implications of the invocation of the Emperor Constantine in the debates about Adoptionism at the end of the eighth century. The involvement of Frankish rulers in Carolingian religious controversies reflects the kings’ understanding of their role as protectors of the Church. This theme is also addressed in a companion piece by Janneke Raaijmakers and Irene van Renswoude. They focus on one particular aspect of the king’s responsibility as guardian of orthodoxy:  namely, his role as arbiter, taking an active role as hearer and judge in deliberations about theological issues

in Religious Franks
Defining the boundaries of Carolingian Christianity
Matthew Innes

ministry to provide care for the Church and protection for the poor. 60 Within this ideology of Christian kingship, the Franks’ special role as guardians of orthodoxy could play an important role. Boniface’s insistence on the need for ‘correction’ to safeguard ‘true religion’ against the threat of heresy in the 740s here prepared the way for the Papal enlisting of Frankish power to safeguard Rome itself

in Frankland
Janet Hamilton, Bernard Hamilton, and Yuri Stoyanov

description of the kind of instruction that Bogomil converts received. This is the only known example of Bogomil methods of catechizing, and for that reason we have translated it in full [25, ‘Origin myth’ ] . Efforts were made to convert the Bogomils; Alexius, as guardian of Orthodoxy, reasoned in person with the Bogomil ‘apostles’. All those who recanted were released

in Christian dualist heresies in the Byzantine world <i>c.</i> 650–<i>c.</i> 1450
The internal factors
Ali Riaz

social institutions and practices as tools of political Islam in Bangladesh. The dramatic rise of fatwa, abuse of salish (village arbitration), and proliferation of madrassahs, especially qwami madrassahs in the 1980s and 1990s, show that their roles have been redefined by the Islamists and their beneficiaries. These institutions have been recast as guardians of orthodoxy and propagators of a certain version of Islam akin to the Wahabbism of Saudi Arabia.

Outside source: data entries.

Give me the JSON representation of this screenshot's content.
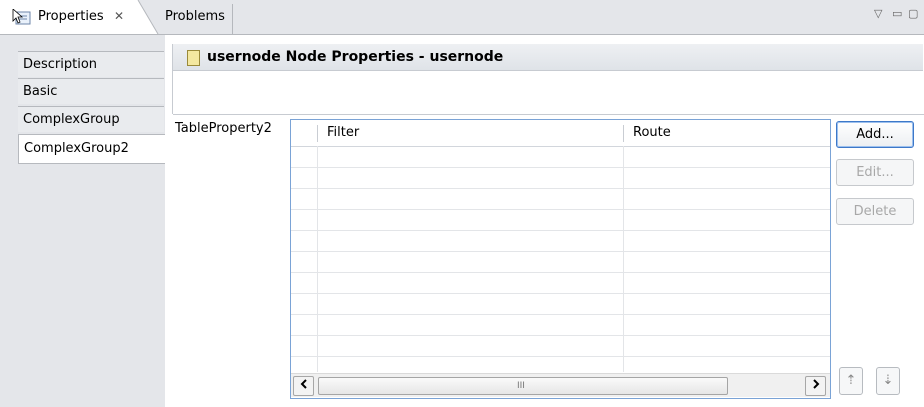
{
  "tabs": {
    "properties_label": "Properties",
    "properties_close": "✕",
    "problems_label": "Problems"
  },
  "view_controls": {
    "menu": "▽",
    "minimize": "▭",
    "maximize": "▢"
  },
  "sidebar": {
    "items": [
      {
        "label": "Description"
      },
      {
        "label": "Basic"
      },
      {
        "label": "ComplexGroup"
      },
      {
        "label": "ComplexGroup2",
        "selected": true
      }
    ]
  },
  "header": {
    "title": "usernode Node Properties - usernode"
  },
  "property": {
    "label": "TableProperty2",
    "columns": [
      "Filter",
      "Route"
    ],
    "rows": [],
    "scroll_grip": "III"
  },
  "buttons": {
    "add": "Add...",
    "edit": "Edit...",
    "delete": "Delete",
    "move_up": "⇡",
    "move_down": "⇣"
  },
  "colors": {
    "accent": "#3d78c8",
    "table_border": "#7aa3d6",
    "tab_bg": "#e4e6ea"
  }
}
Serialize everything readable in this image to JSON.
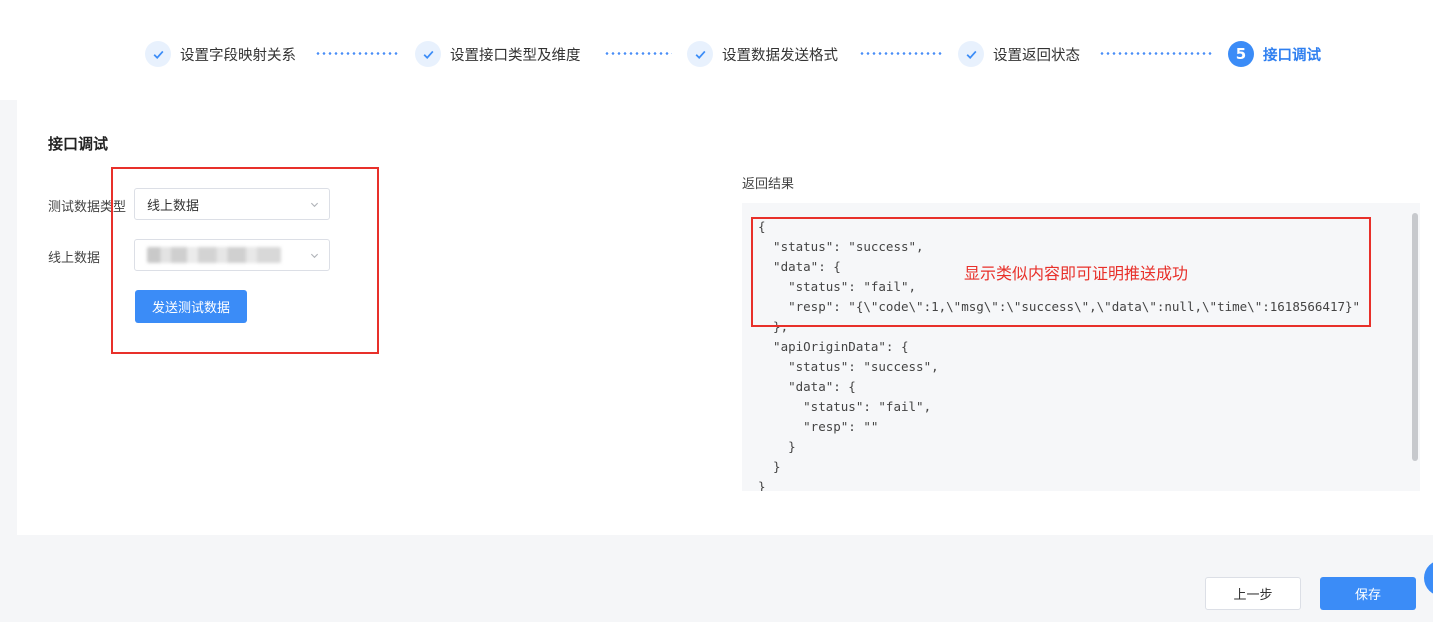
{
  "steps": [
    {
      "label": "设置字段映射关系",
      "state": "done"
    },
    {
      "label": "设置接口类型及维度",
      "state": "done"
    },
    {
      "label": "设置数据发送格式",
      "state": "done"
    },
    {
      "label": "设置返回状态",
      "state": "done"
    },
    {
      "number": "5",
      "label": "接口调试",
      "state": "active"
    }
  ],
  "form": {
    "section_title": "接口调试",
    "data_type_label": "测试数据类型",
    "data_type_value": "线上数据",
    "online_data_label": "线上数据",
    "send_button": "发送测试数据"
  },
  "result": {
    "label": "返回结果",
    "code_lines": [
      "{",
      "  \"status\": \"success\",",
      "  \"data\": {",
      "    \"status\": \"fail\",",
      "    \"resp\": \"{\\\"code\\\":1,\\\"msg\\\":\\\"success\\\",\\\"data\\\":null,\\\"time\\\":1618566417}\"",
      "  },",
      "  \"apiOriginData\": {",
      "    \"status\": \"success\",",
      "    \"data\": {",
      "      \"status\": \"fail\",",
      "      \"resp\": \"\"",
      "    }",
      "  }",
      "}"
    ]
  },
  "annotation": "显示类似内容即可证明推送成功",
  "footer": {
    "prev_button": "上一步",
    "save_button": "保存"
  },
  "colors": {
    "accent": "#3b8cf7",
    "annotation_red": "#e8302a"
  }
}
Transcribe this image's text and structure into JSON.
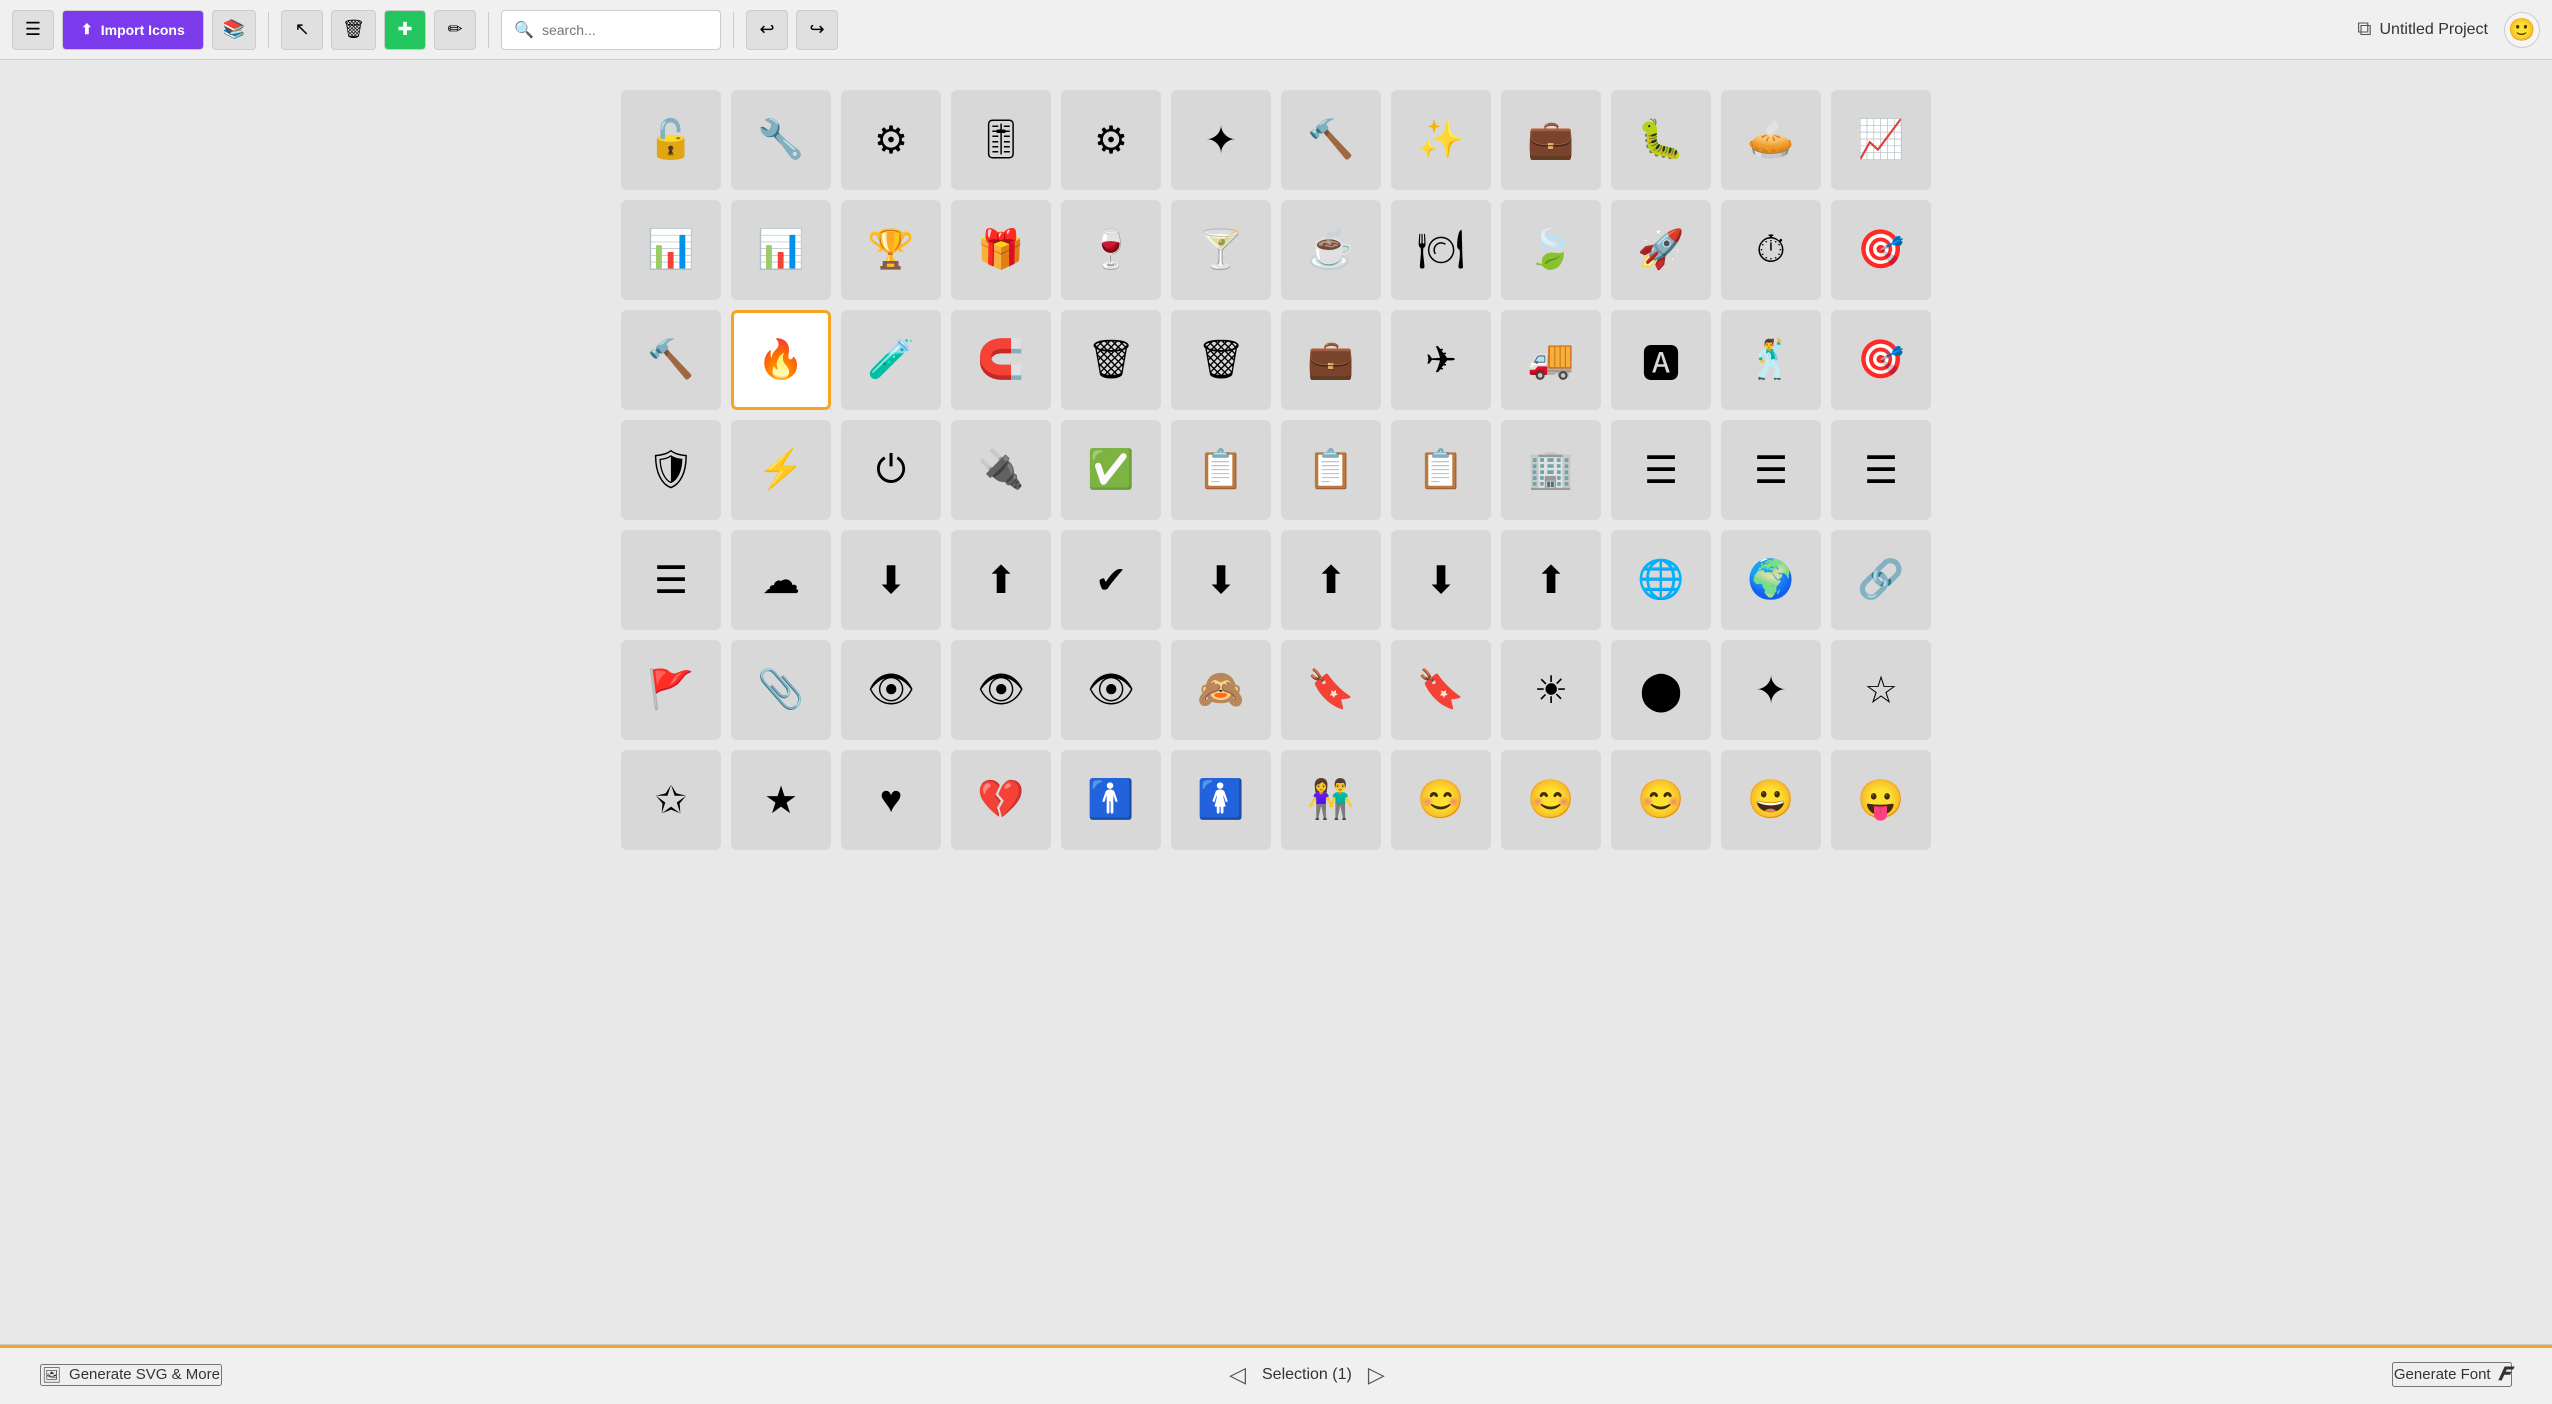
{
  "toolbar": {
    "import_label": "Import Icons",
    "search_placeholder": "search...",
    "project_name": "Untitled Project",
    "undo_label": "undo",
    "redo_label": "redo"
  },
  "bottom": {
    "generate_svg_label": "Generate SVG & More",
    "selection_label": "Selection (1)",
    "generate_font_label": "Generate Font"
  },
  "icons": [
    {
      "id": "row1",
      "cells": [
        {
          "sym": "🔓",
          "name": "unlock"
        },
        {
          "sym": "🔧",
          "name": "wrench"
        },
        {
          "sym": "⚙",
          "name": "sliders"
        },
        {
          "sym": "🎚",
          "name": "faders"
        },
        {
          "sym": "⚙",
          "name": "gear"
        },
        {
          "sym": "✦",
          "name": "gear-outline"
        },
        {
          "sym": "🔨",
          "name": "hammer"
        },
        {
          "sym": "✨",
          "name": "magic-wand"
        },
        {
          "sym": "💼",
          "name": "first-aid"
        },
        {
          "sym": "🐛",
          "name": "bug"
        },
        {
          "sym": "🥧",
          "name": "pie-chart"
        },
        {
          "sym": "📈",
          "name": "line-chart"
        }
      ]
    },
    {
      "id": "row2",
      "cells": [
        {
          "sym": "📊",
          "name": "bar-chart"
        },
        {
          "sym": "📊",
          "name": "bar-chart2"
        },
        {
          "sym": "🏆",
          "name": "trophy"
        },
        {
          "sym": "🎁",
          "name": "gift"
        },
        {
          "sym": "🍷",
          "name": "wine"
        },
        {
          "sym": "🍸",
          "name": "cocktail"
        },
        {
          "sym": "☕",
          "name": "mug"
        },
        {
          "sym": "🍽",
          "name": "cutlery"
        },
        {
          "sym": "🍃",
          "name": "leaf"
        },
        {
          "sym": "🚀",
          "name": "rocket"
        },
        {
          "sym": "⏱",
          "name": "speedometer"
        },
        {
          "sym": "🎯",
          "name": "target"
        }
      ]
    },
    {
      "id": "row3",
      "cells": [
        {
          "sym": "🔨",
          "name": "gavel"
        },
        {
          "sym": "🔥",
          "name": "fire",
          "selected": true
        },
        {
          "sym": "🧪",
          "name": "flask"
        },
        {
          "sym": "🧲",
          "name": "magnet"
        },
        {
          "sym": "🗑",
          "name": "trash"
        },
        {
          "sym": "🗑",
          "name": "trash2"
        },
        {
          "sym": "💼",
          "name": "briefcase"
        },
        {
          "sym": "✈",
          "name": "plane"
        },
        {
          "sym": "🚚",
          "name": "truck"
        },
        {
          "sym": "🅰",
          "name": "text-size"
        },
        {
          "sym": "🕺",
          "name": "figure"
        },
        {
          "sym": "🎯",
          "name": "crosshair"
        }
      ]
    },
    {
      "id": "row4",
      "cells": [
        {
          "sym": "🛡",
          "name": "shield-down"
        },
        {
          "sym": "⚡",
          "name": "lightning"
        },
        {
          "sym": "⏻",
          "name": "power"
        },
        {
          "sym": "🔌",
          "name": "unplug"
        },
        {
          "sym": "✅",
          "name": "checklist"
        },
        {
          "sym": "📋",
          "name": "list-numbered"
        },
        {
          "sym": "📋",
          "name": "list-bullet"
        },
        {
          "sym": "📋",
          "name": "list-arrow"
        },
        {
          "sym": "🏢",
          "name": "org-chart"
        },
        {
          "sym": "☰",
          "name": "menu"
        },
        {
          "sym": "☰",
          "name": "menu-center"
        },
        {
          "sym": "☰",
          "name": "menu-right"
        }
      ]
    },
    {
      "id": "row5",
      "cells": [
        {
          "sym": "☰",
          "name": "menu-up"
        },
        {
          "sym": "☁",
          "name": "cloud"
        },
        {
          "sym": "⬇",
          "name": "cloud-download"
        },
        {
          "sym": "⬆",
          "name": "cloud-upload"
        },
        {
          "sym": "✔",
          "name": "cloud-check"
        },
        {
          "sym": "⬇",
          "name": "download-tray"
        },
        {
          "sym": "⬆",
          "name": "upload-tray"
        },
        {
          "sym": "⬇",
          "name": "download-alt"
        },
        {
          "sym": "⬆",
          "name": "upload-alt"
        },
        {
          "sym": "🌐",
          "name": "globe"
        },
        {
          "sym": "🌍",
          "name": "globe2"
        },
        {
          "sym": "🔗",
          "name": "link"
        }
      ]
    },
    {
      "id": "row6",
      "cells": [
        {
          "sym": "🚩",
          "name": "flag"
        },
        {
          "sym": "📎",
          "name": "paperclip"
        },
        {
          "sym": "👁",
          "name": "eye"
        },
        {
          "sym": "👁",
          "name": "eye-plus"
        },
        {
          "sym": "👁",
          "name": "eye-refresh"
        },
        {
          "sym": "🙈",
          "name": "eye-slash"
        },
        {
          "sym": "🔖",
          "name": "bookmark"
        },
        {
          "sym": "🔖",
          "name": "bookmark-open"
        },
        {
          "sym": "☀",
          "name": "sun"
        },
        {
          "sym": "⬤",
          "name": "half-circle"
        },
        {
          "sym": "✦",
          "name": "sun-alt"
        },
        {
          "sym": "☆",
          "name": "star-empty"
        }
      ]
    },
    {
      "id": "row7",
      "cells": [
        {
          "sym": "✩",
          "name": "star-half"
        },
        {
          "sym": "★",
          "name": "star"
        },
        {
          "sym": "♥",
          "name": "heart"
        },
        {
          "sym": "💔",
          "name": "heart-broken"
        },
        {
          "sym": "🚹",
          "name": "person-male"
        },
        {
          "sym": "🚺",
          "name": "person-female"
        },
        {
          "sym": "👫",
          "name": "couple"
        },
        {
          "sym": "😊",
          "name": "smile"
        },
        {
          "sym": "😊",
          "name": "smile2"
        },
        {
          "sym": "😊",
          "name": "smile3"
        },
        {
          "sym": "😀",
          "name": "smile4"
        },
        {
          "sym": "😛",
          "name": "tongue"
        }
      ]
    }
  ]
}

A recent study on the impact of migration in a Bangladeshi village found that 80 per cent of the Gulf migrants

in Islam and identity politics among British-Bangladeshis